• Common Core & Essential Standards

    The Common Core State Standards are national standards in English/language arts and math. The Essential Standards guide the curriculum in other subjects across North Carolina. They took effect in the 2012-13 school year.

    What are the Common Core State Standards?
    They are standards for what students should learn in English/Language Arts and Math from kindergarten through 12th grade. Each year’s standards build on the previous year’s so that students graduate from high school ready for a career or college. The goals of the standards are to provide more rigorous instruction and a deeper understanding of content

    Didn’t we have standards before 2012-13?
    North Carolina has had standards for many years, but these are standards adopted by 45 states and the District of Columbia. Having similar standards across the country helps students be competitive nationally when they graduate from high school.

    What about the subjects other than English/Language Arts?
    North Carolina uses the Essential Standards in all other subjects. These are state standards that were used for the first time in 2012-13. They were written by North Carolina teachers, university professors and business leaders.

    Who created the Common Core State Standards?
    The standards grew out of conversations between state superintendents and governors across the country. These state leaders felt that they should work together on standards in these two subjects that are taught everywhere. The National Governors Association Center for Best Practices and the Council of Chief State School Officers worked with education experts and experts in English/Language Arts to create the standards. The U.S. Department of Education endorsed the standards after the states developed them.

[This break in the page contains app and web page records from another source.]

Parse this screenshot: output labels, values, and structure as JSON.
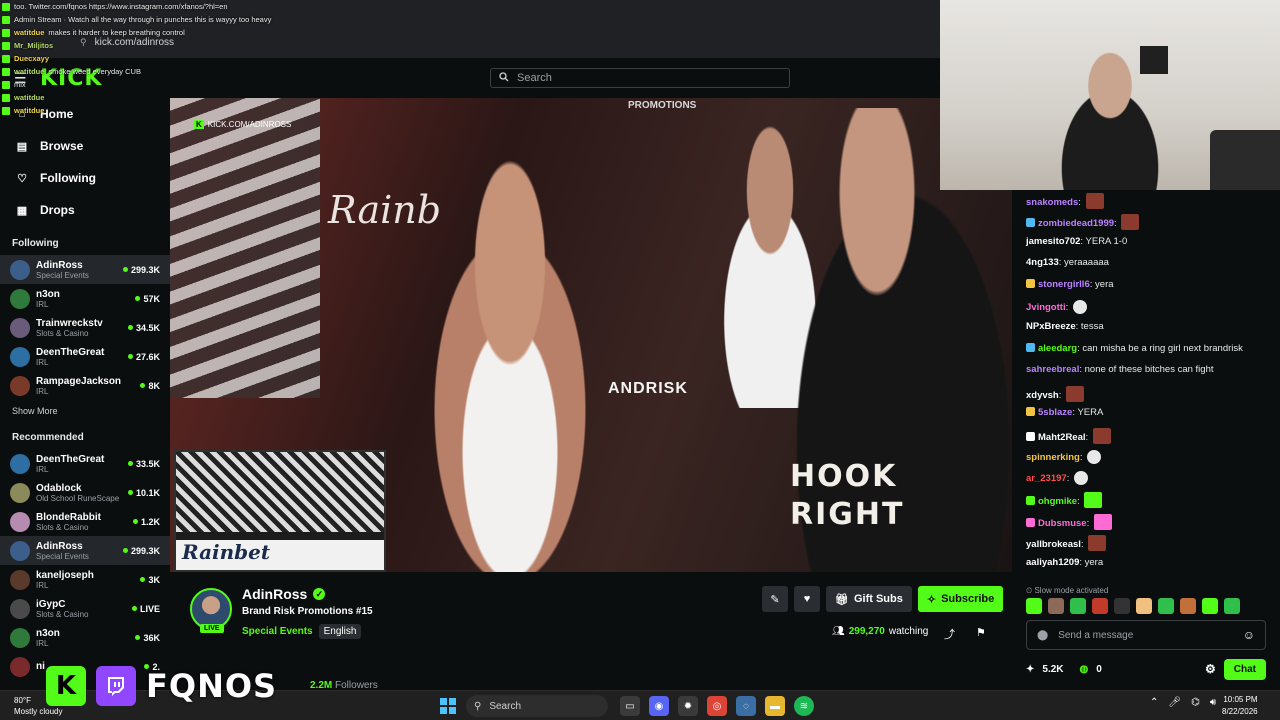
{
  "browser": {
    "url": "kick.com/adinross",
    "overlay_chat": [
      {
        "user": "",
        "text": "too. Twitter.com/fqnos https://www.instagram.com/xfanos/?hl=en"
      },
      {
        "user": "",
        "text": "Admin Stream · Watch all the way through in punches this is wayyy too heavy"
      },
      {
        "user": "watitdue",
        "text": "makes it harder to keep breathing control"
      },
      {
        "user": "Mr_Miljitos",
        "text": ""
      },
      {
        "user": "Duecxayy",
        "text": ""
      },
      {
        "user": "watitdue",
        "text": "smoke weed everyday CUB"
      },
      {
        "user": "",
        "text": "mix"
      },
      {
        "user": "watitdue",
        "text": ""
      },
      {
        "user": "watitdue",
        "text": ""
      }
    ]
  },
  "header": {
    "logo": "KICK",
    "search_placeholder": "Search"
  },
  "sidebar": {
    "nav": [
      {
        "label": "Home",
        "icon": "home-icon"
      },
      {
        "label": "Browse",
        "icon": "browse-icon"
      },
      {
        "label": "Following",
        "icon": "heart-icon"
      },
      {
        "label": "Drops",
        "icon": "drops-icon"
      }
    ],
    "following_heading": "Following",
    "following": [
      {
        "name": "AdinRoss",
        "category": "Special Events",
        "viewers": "299.3K",
        "color": "#3b5f8a",
        "active": true
      },
      {
        "name": "n3on",
        "category": "IRL",
        "viewers": "57K",
        "color": "#2f7a3b"
      },
      {
        "name": "Trainwreckstv",
        "category": "Slots & Casino",
        "viewers": "34.5K",
        "color": "#6b5b7b"
      },
      {
        "name": "DeenTheGreat",
        "category": "IRL",
        "viewers": "27.6K",
        "color": "#2d6fa3"
      },
      {
        "name": "RampageJackson",
        "category": "IRL",
        "viewers": "8K",
        "color": "#7a3a2a"
      }
    ],
    "show_more": "Show More",
    "recommended_heading": "Recommended",
    "recommended": [
      {
        "name": "DeenTheGreat",
        "category": "IRL",
        "viewers": "33.5K",
        "color": "#2d6fa3"
      },
      {
        "name": "Odablock",
        "category": "Old School RuneScape",
        "viewers": "10.1K",
        "color": "#8a8a5a"
      },
      {
        "name": "BlondeRabbit",
        "category": "Slots & Casino",
        "viewers": "1.2K",
        "color": "#b58bb0"
      },
      {
        "name": "AdinRoss",
        "category": "Special Events",
        "viewers": "299.3K",
        "color": "#3b5f8a",
        "active": true
      },
      {
        "name": "kaneljoseph",
        "category": "IRL",
        "viewers": "3K",
        "color": "#5a3a2a"
      },
      {
        "name": "iGypC",
        "category": "Slots & Casino",
        "viewers": "LIVE",
        "color": "#4a4a4a"
      },
      {
        "name": "n3on",
        "category": "IRL",
        "viewers": "36K",
        "color": "#2f7a3b"
      },
      {
        "name": "ni",
        "category": "",
        "viewers": "2.",
        "color": "#7a2a2a"
      }
    ]
  },
  "video": {
    "kick_tag": "KICK.COM/ADINROSS",
    "ring_text_1": "Rainb",
    "ring_text_2": "ANDRISK",
    "promo_text": "PROMOTIONS",
    "shirt_text": "HOOK RIGHT",
    "pip_logo": "Rainbet"
  },
  "stream": {
    "streamer": "AdinRoss",
    "live_label": "LIVE",
    "title": "Brand Risk Promotions #15",
    "category": "Special Events",
    "language": "English",
    "gift_label": "Gift Subs",
    "subscribe_label": "Subscribe",
    "viewers": "299,270",
    "viewers_suffix": "watching",
    "followers": "2.2M",
    "followers_label": "Followers"
  },
  "chat": {
    "messages": [
      {
        "user": "snakomeds",
        "color": "#b982ff",
        "text": "",
        "emote": "red"
      },
      {
        "user": "zombiedead1999",
        "color": "#b982ff",
        "text": "",
        "emote": "red",
        "badge": "#4fb9f0"
      },
      {
        "user": "jamesito702",
        "color": "#ffffff",
        "text": "YERA 1-0"
      },
      {
        "user": "4ng133",
        "color": "#ffffff",
        "text": "yeraaaaaa"
      },
      {
        "user": "stonergirll6",
        "color": "#b982ff",
        "text": "yera",
        "badge": "#f5c542"
      },
      {
        "user": "Jvingotti",
        "color": "#ff6ad5",
        "text": "",
        "emote": "white"
      },
      {
        "user": "NPxBreeze",
        "color": "#ffffff",
        "text": "tessa"
      },
      {
        "user": "aleedarg",
        "color": "#53fc18",
        "text": "can misha be a ring girl next brandrisk",
        "badge": "#4fb9f0"
      },
      {
        "user": "sahreebreal",
        "color": "#b982ff",
        "text": "none of these bitches can fight"
      },
      {
        "user": "xdyvsh",
        "color": "#ffffff",
        "text": "",
        "emote": "red"
      },
      {
        "user": "5sblaze",
        "color": "#b982ff",
        "text": "YERA",
        "badge": "#f5c542"
      },
      {
        "user": "Maht2Real",
        "color": "#ffffff",
        "text": "",
        "emote": "red",
        "badge": "#ffffff"
      },
      {
        "user": "spinnerking",
        "color": "#f5c542",
        "text": "",
        "emote": "white"
      },
      {
        "user": "ar_23197",
        "color": "#ff4d4d",
        "text": "",
        "emote": "white"
      },
      {
        "user": "ohgmike",
        "color": "#53fc18",
        "text": "",
        "emote": "green",
        "badge": "#53fc18"
      },
      {
        "user": "Dubsmuse",
        "color": "#ff6ad5",
        "text": "",
        "emote": "pink",
        "badge": "#ff6ad5"
      },
      {
        "user": "yallbrokeasl",
        "color": "#ffffff",
        "text": "",
        "emote": "red"
      },
      {
        "user": "aaliyah1209",
        "color": "#ffffff",
        "text": "yera"
      }
    ],
    "slow_mode": "Slow mode activated",
    "input_placeholder": "Send a message",
    "kicks": "5.2K",
    "points": "0",
    "chat_button": "Chat"
  },
  "watermark": {
    "k_letter": "K",
    "text": "FQNOS"
  },
  "taskbar": {
    "weather_temp": "80°F",
    "weather_desc": "Mostly cloudy",
    "search": "Search",
    "time": "10:05 PM",
    "date": "8/22/2026"
  },
  "colors": {
    "accent": "#53fc18",
    "background": "#0b0e0f",
    "twitch": "#9146ff"
  }
}
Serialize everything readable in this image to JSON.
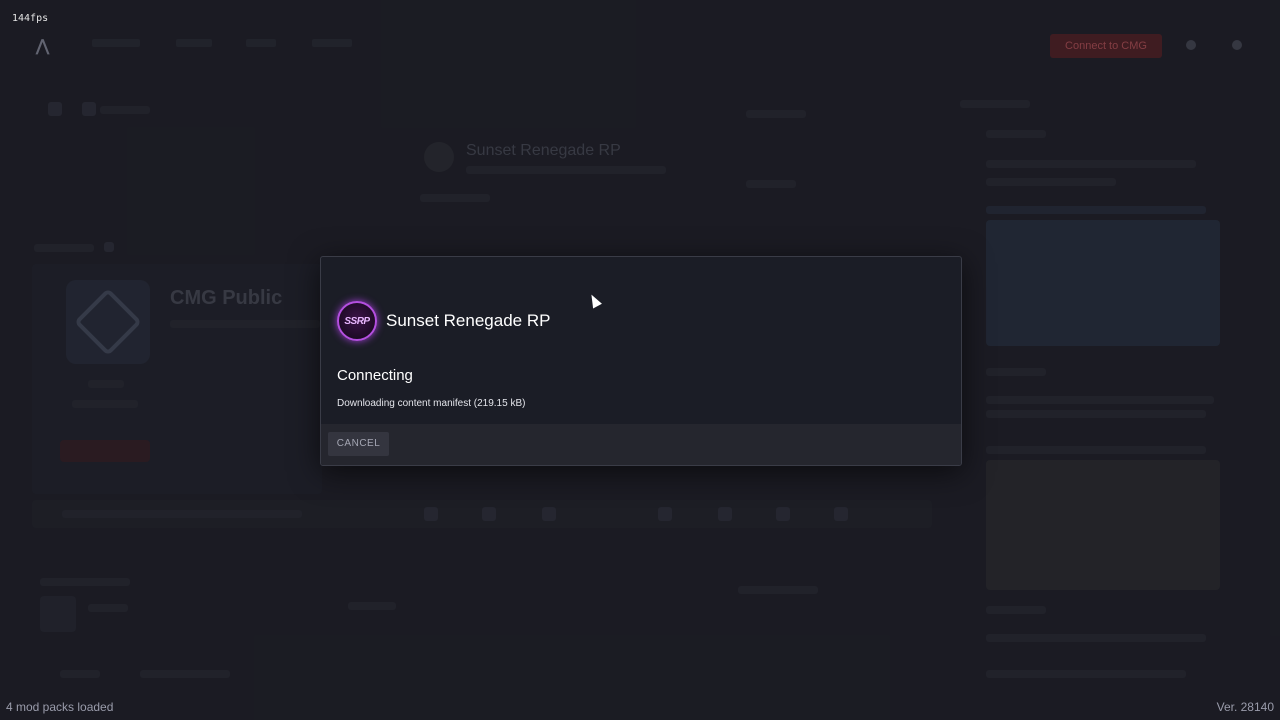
{
  "overlay_fps": "144fps",
  "modal": {
    "server_logo_text": "SSRP",
    "server_name": "Sunset Renegade RP",
    "status_title": "Connecting",
    "status_detail": "Downloading content manifest (219.15 kB)",
    "cancel_label": "CANCEL"
  },
  "footer": {
    "mod_packs": "4 mod packs loaded",
    "version": "Ver. 28140"
  },
  "background": {
    "featured_title": "CMG Public",
    "selected_title": "Sunset Renegade RP",
    "connect_label": "Connect to CMG",
    "colors": {
      "accent": "#b44fe0",
      "modal_bg": "#1b1d26",
      "app_bg": "#22232b"
    }
  }
}
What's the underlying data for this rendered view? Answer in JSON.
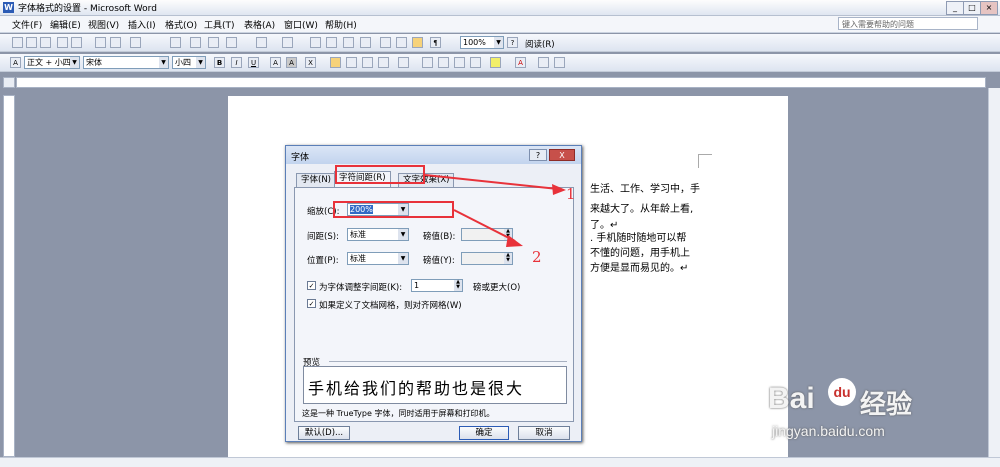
{
  "window": {
    "title": "字体格式的设置 - Microsoft Word",
    "app_letter": "W"
  },
  "menu": {
    "items": [
      "文件(F)",
      "编辑(E)",
      "视图(V)",
      "插入(I)",
      "格式(O)",
      "工具(T)",
      "表格(A)",
      "窗口(W)",
      "帮助(H)"
    ],
    "help_placeholder": "键入需要帮助的问题"
  },
  "toolbar": {
    "zoom": "100%",
    "reading": "阅读(R)",
    "font_label": "A"
  },
  "format_bar": {
    "style": "正文 + 小四",
    "font": "宋体",
    "size": "小四"
  },
  "document": {
    "lines": [
      "生活、工作、学习中，手",
      "来越大了。从年龄上看,",
      "了。↵",
      ". 手机随时随地可以帮",
      "不懂的问题，用手机上",
      "方便是显而易见的。↵"
    ]
  },
  "dialog": {
    "title": "字体",
    "help": "?",
    "close": "X",
    "tabs": [
      "字体(N)",
      "字符间距(R)",
      "文字效果(X)"
    ],
    "scale": {
      "label": "缩放(C):",
      "value": "200%"
    },
    "spacing": {
      "label": "间距(S):",
      "value": "标准",
      "by_label": "磅值(B):"
    },
    "position": {
      "label": "位置(P):",
      "value": "标准",
      "by_label": "磅值(Y):"
    },
    "kerning": {
      "label": "为字体调整字间距(K):",
      "value": "1",
      "suffix": "磅或更大(O)",
      "check": "✓"
    },
    "grid": {
      "label": "如果定义了文档网格，则对齐网格(W)",
      "check": "✓"
    },
    "preview": {
      "label": "预览",
      "text": "手机给我们的帮助也是很大"
    },
    "note": "这是一种 TrueType 字体，同时适用于屏幕和打印机。",
    "buttons": {
      "default": "默认(D)...",
      "ok": "确定",
      "cancel": "取消"
    }
  },
  "annotations": {
    "one": "1",
    "two": "2",
    "color": "#e8323a"
  },
  "watermark": {
    "brand": "Bai",
    "paw": "du",
    "suffix": "经验",
    "url": "jingyan.baidu.com"
  }
}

    So this is a national curriculum?
    No. The Common Core State Standards are not a curriculum at all – they’re standards. They say what students should know at the end of each grade, not how teachers should teach. Teachers and schools still have the freedom and flexibility to be creative and teach the way they think is most effective for their students.

    How are the new standards different?
    They are aligned with current college and work expectations, and they are benchmarked against international standards. They focus on higher-order skills such as critical thinking and problem solving so that students understand how they got to an answer, rather than rote memorization.

    The standards are also more rigorous than what North Carolina has used in the past. Students are required to know more. For that reason, you’ll see test scores drop when they are released on Nov. 7. It doesn’t mean that students are learning less. It means that we’re expecting more from students. Think of an Olympic athlete. A gold-medal winning sprinter’s time from 1960 would be far slower than last year’s winner. The standard for elite performance has increased in athletics, and it has in schools, too.

    Why the need for a tougher standard? Why do younger students need to think critically about something like math? Math facts seem the same as when I was in school.
    Yes, math facts like “2+2=4” or “3x3=9” will always be true, and they remain part of the curriculum. But the world is changing, and we need to prepare students for the future and not the past. Students have to be ready to enter a world that we can’t predict, and higher-order skills are a necessity. Explaining how you get to an answer enhances those skills. And because the Common Core State Standards are like a staircase, building one year on top of the next, it’s important to teach even our youngest students how to think critically.

    I’m still not sure what to think. What should I do?
    Two suggestions. First, read the standards and see what exactly is expected of students.  Second, talk to your child’s teacher or principal. They can also answer your questions.

    These resources may also be helpful:

    National PTA website: 

    North Carolina Department of Public Instruction – “READY:” 

    US Department of Education

    Smarter Balanced Assessment Consortium 

    PARCC -- Partnership for Assessment of Readiness for Colleges and Careers